The prize aims to 'burst the stereotype of what it means to be a nature writer and to celebrate the diversity of authentic voices in our country'
The Nature Writing Prize for Working Class Writers is returning for a second year, and has announced new sponsors: Octopus Publishing Group imprint Gaia Books and the National Trust.
Set up in 2020 by Natasha Carthew, the prize is free to enter, and encourages those who self-identify as working class to do so, whether they live in the country or towns and cities. The prize includes editorial feedback from Gaia Books, a stay with National Trust Holidays worth £500 along with a nature writing commission based on it, publication in the Countryman magazine, and a selection of Little Toller Books. Those wishing to enter should send send up to 1,000 words to firstname.lastname@example.org by 7 June.
Carthew's work is inspired by the natural world; her new collection of prose poetry Born Between Crosses (Hypatia Press), out this Thursday, explores the lives of rural working class women. She said: "It's important to me that this prize is accessible, breaking down barriers and providing a platform to celebrate the diversity that exists in nature writing, whether it's non-fiction, poetry, field notes, memoir or travelogue; celebrating nature whilst providing a platform for underrepresented writers. Nature writing exists because we as individuals want to understand our own engagement and our place within it. It decentralises us and reminds us that we are not the only focus or thing of importance on the planet."

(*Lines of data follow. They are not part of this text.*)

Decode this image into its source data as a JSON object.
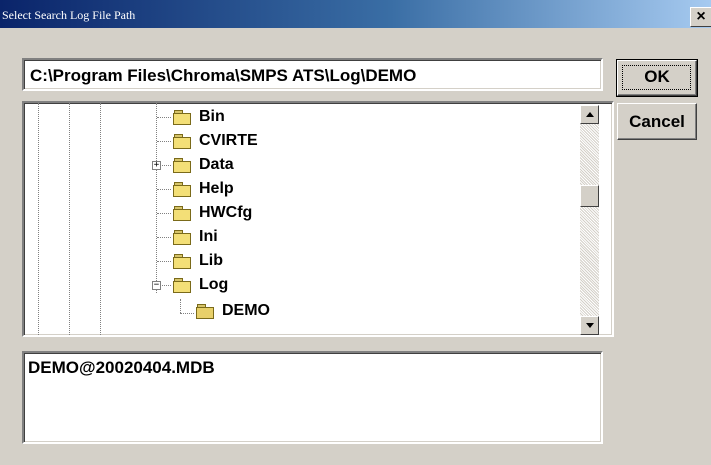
{
  "window": {
    "title": "Select Search Log File Path",
    "close_label": "×"
  },
  "path": {
    "value": "C:\\Program Files\\Chroma\\SMPS ATS\\Log\\DEMO"
  },
  "buttons": {
    "ok": "OK",
    "cancel": "Cancel"
  },
  "tree": {
    "items": [
      {
        "label": "Bin",
        "icon": "folder-icon",
        "expander": ""
      },
      {
        "label": "CVIRTE",
        "icon": "folder-icon",
        "expander": ""
      },
      {
        "label": "Data",
        "icon": "folder-icon",
        "expander": "+"
      },
      {
        "label": "Help",
        "icon": "folder-icon",
        "expander": ""
      },
      {
        "label": "HWCfg",
        "icon": "folder-icon",
        "expander": ""
      },
      {
        "label": "Ini",
        "icon": "folder-icon",
        "expander": ""
      },
      {
        "label": "Lib",
        "icon": "folder-icon",
        "expander": ""
      },
      {
        "label": "Log",
        "icon": "folder-icon",
        "expander": "−"
      },
      {
        "label": "DEMO",
        "icon": "open-folder-icon",
        "expander": ""
      }
    ]
  },
  "files": {
    "items": [
      "DEMO@20020404.MDB"
    ]
  },
  "colors": {
    "dialog_bg": "#d4d0c8",
    "title_start": "#0a246a",
    "title_end": "#a6caf0",
    "folder": "#f3df77"
  }
}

Stephanie Jackson, publisher at Octopus Publishing Group, said: "Natasha's work to expand and extend the diversity of the nature writing community - finding new voices in a growing category that's such an enriching part of life for anyone who's able to be a part of it - is so important that we felt we had to find a way to support it. We're delighted to participate in the judging of this year's Nature Writing Prize for Working Class Writers, to collaborate with Natasha and the National Trust and to encourage writers keen to explore this vibrant genre and find their place within it."